According to science that I won’t bother citing, humans are the only species that are concerned about the date and time. It makes sense. My dog doesn’t care that it’s Wednesday, March 2, 2016. I’m also sure she doesn’t count how many hours of sleep she’ll get tonight – probably seven hours. Or how many hours she has left at work – exactly 1.5 hours for me. However, dates mean something to us. Some dates are etched into us since birth, such as my birthday – August 15th, Halloween – October 31st, Christmas – December 25th, Mom’s Birthday – February 6th, and Cinco de Mayo – May 5th. There are dates you kind of know, like your best friend’s birthday – September something. Early September. Before September 11th. Maybe it’s late September, but it’s definitely in September. Let me check Facebook. September 4th! Wow, I’m a shitty best friend.
Then, there are dates that cause great sadness, like March 2nd. On this day, three years ago, I received a phone call from my friend Adrian.
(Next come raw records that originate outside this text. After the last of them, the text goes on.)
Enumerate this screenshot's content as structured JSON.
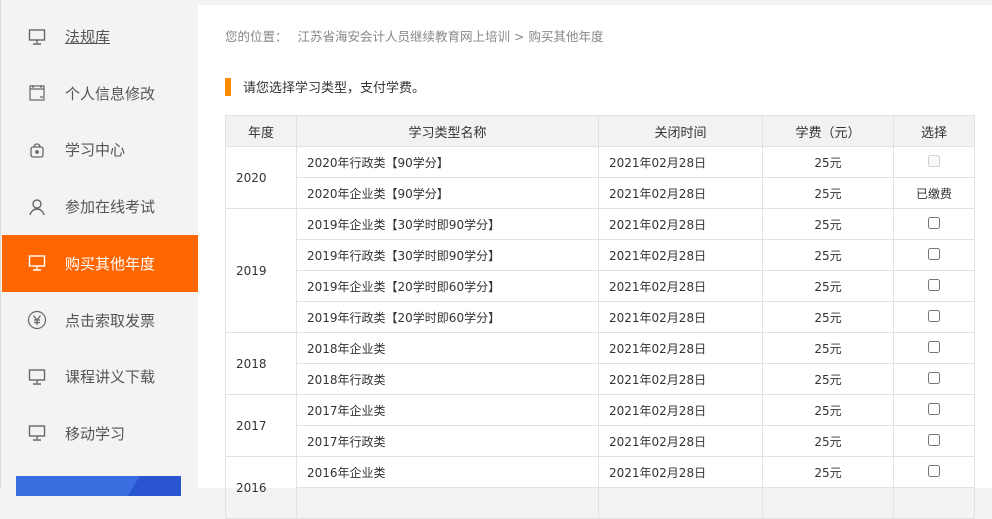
{
  "sidebar": {
    "items": [
      {
        "label": "法规库",
        "icon": "monitor-icon"
      },
      {
        "label": "个人信息修改",
        "icon": "calendar-icon"
      },
      {
        "label": "学习中心",
        "icon": "bag-icon"
      },
      {
        "label": "参加在线考试",
        "icon": "user-icon"
      },
      {
        "label": "购买其他年度",
        "icon": "monitor-icon",
        "active": true
      },
      {
        "label": "点击索取发票",
        "icon": "yen-icon"
      },
      {
        "label": "课程讲义下载",
        "icon": "monitor-icon"
      },
      {
        "label": "移动学习",
        "icon": "monitor-icon"
      }
    ]
  },
  "breadcrumb": {
    "prefix": "您的位置：",
    "site": "江苏省海安会计人员继续教育网上培训",
    "sep": ">",
    "current": "购买其他年度"
  },
  "tip": "请您选择学习类型，支付学费。",
  "table": {
    "headers": [
      "年度",
      "学习类型名称",
      "关闭时间",
      "学费（元）",
      "选择"
    ],
    "groups": [
      {
        "year": "2020",
        "rows": [
          {
            "name": "2020年行政类【90学分】",
            "date": "2021年02月28日",
            "fee": "25元",
            "select": "disabled"
          },
          {
            "name": "2020年企业类【90学分】",
            "date": "2021年02月28日",
            "fee": "25元",
            "select": "已缴费"
          }
        ]
      },
      {
        "year": "2019",
        "rows": [
          {
            "name": "2019年企业类【30学时即90学分】",
            "date": "2021年02月28日",
            "fee": "25元",
            "select": "checkbox"
          },
          {
            "name": "2019年行政类【30学时即90学分】",
            "date": "2021年02月28日",
            "fee": "25元",
            "select": "checkbox"
          },
          {
            "name": "2019年企业类【20学时即60学分】",
            "date": "2021年02月28日",
            "fee": "25元",
            "select": "checkbox"
          },
          {
            "name": "2019年行政类【20学时即60学分】",
            "date": "2021年02月28日",
            "fee": "25元",
            "select": "checkbox"
          }
        ]
      },
      {
        "year": "2018",
        "rows": [
          {
            "name": "2018年企业类",
            "date": "2021年02月28日",
            "fee": "25元",
            "select": "checkbox"
          },
          {
            "name": "2018年行政类",
            "date": "2021年02月28日",
            "fee": "25元",
            "select": "checkbox"
          }
        ]
      },
      {
        "year": "2017",
        "rows": [
          {
            "name": "2017年企业类",
            "date": "2021年02月28日",
            "fee": "25元",
            "select": "checkbox"
          },
          {
            "name": "2017年行政类",
            "date": "2021年02月28日",
            "fee": "25元",
            "select": "checkbox"
          }
        ]
      },
      {
        "year": "2016",
        "rows": [
          {
            "name": "2016年企业类",
            "date": "2021年02月28日",
            "fee": "25元",
            "select": "checkbox"
          },
          {
            "name": "",
            "date": "",
            "fee": "",
            "select": ""
          }
        ]
      }
    ]
  }
}
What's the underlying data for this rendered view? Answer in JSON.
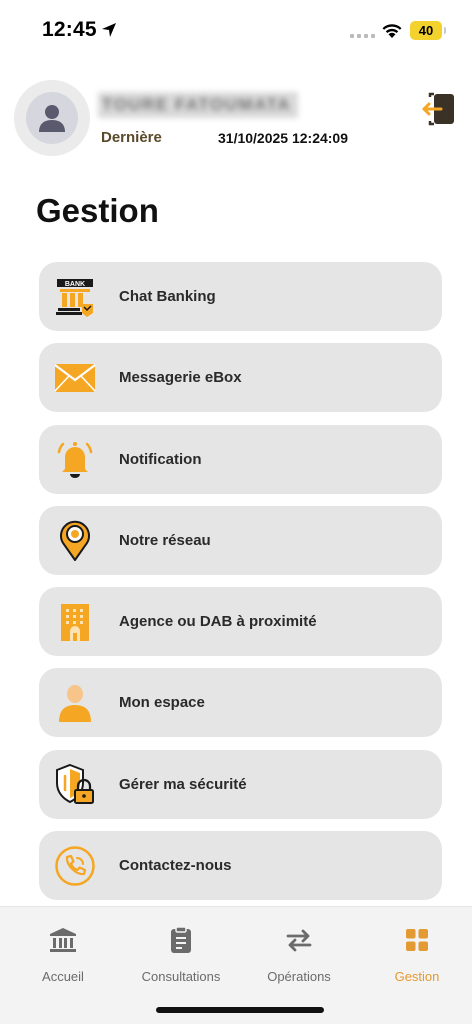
{
  "status_bar": {
    "time": "12:45",
    "battery": "40"
  },
  "header": {
    "user_name": "TOURE FATOUMATA",
    "last_label": "Dernière",
    "last_date": "31/10/2025 12:24:09"
  },
  "page": {
    "title": "Gestion"
  },
  "menu": {
    "items": [
      {
        "label": "Chat Banking",
        "icon": "bank-icon"
      },
      {
        "label": "Messagerie eBox",
        "icon": "envelope-icon"
      },
      {
        "label": "Notification",
        "icon": "bell-icon"
      },
      {
        "label": "Notre réseau",
        "icon": "location-pin-icon"
      },
      {
        "label": "Agence ou DAB à proximité",
        "icon": "building-icon"
      },
      {
        "label": "Mon espace",
        "icon": "person-icon"
      },
      {
        "label": "Gérer ma sécurité",
        "icon": "shield-lock-icon"
      },
      {
        "label": "Contactez-nous",
        "icon": "phone-icon"
      }
    ]
  },
  "bank_icon_text": "BANK",
  "bottom_nav": {
    "items": [
      {
        "label": "Accueil",
        "icon": "bank-building-icon"
      },
      {
        "label": "Consultations",
        "icon": "clipboard-icon"
      },
      {
        "label": "Opérations",
        "icon": "transfer-arrows-icon"
      },
      {
        "label": "Gestion",
        "icon": "grid-icon",
        "active": true
      }
    ]
  },
  "colors": {
    "accent": "#f5a623",
    "active_nav": "#e39a33",
    "card_bg": "#e5e5e5",
    "nav_bg": "#f3f3f3"
  }
}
I was washing my dog, who was making the biggest fuss, when my phone rang. I contemplated ignoring it but Adrian never calls, so I answered. That 3-minute call ended with me rushing to my parent’s room for comfort. I remember crying, but my mother remembers me screaming. On this day, three years ago, I found out that one of my best friends, Omar, was killed in a car accident.
A passage from the article “Five Hilarious Times Your Friends Will Die In Their 20s” still resonates with me:
Some people are supposed to die. That’s insensitive, but it’s a little true. There are times when people die and it’s just not unexpected. The girl who was texting and driving was supposed to hit that tree. That’s what happens when you text and drive. The guy with the drug addiction was supposed to overdose. It’s sad, but it’s completely on course with the cosmos. It’s the fulfillment of all the warnings we got from our parents as children. Keep your eyes on the road at all times. Don’t do drugs. Then, there are people who just die, people who never did anything wrong, people whose brilliance seemed to extend to every subject except how to hurt someone. Those people die too. There was no warning our parents gave us to avoid that kind of fate. Oh, also, don’t be a perfect person. Don’t make everyone around you laugh. Don’t be blazingly intelligent, and so genuine in your lack of pretense that no one has a bad thing to say about you. If you do, you might die. Our parents spent a lot of time telling us about all the things that might kill us. They didn’t often bring up how even the perfect ones will die.
Now, I look at every tragedy with a new perspective, and I always feel like someone is missing. It’s a bitter feeling; one that can only be washed away by the reminiscing of fond memories as well as the love and strength of friends and family. I will never forget this date, but I hope you never have to remember one like it.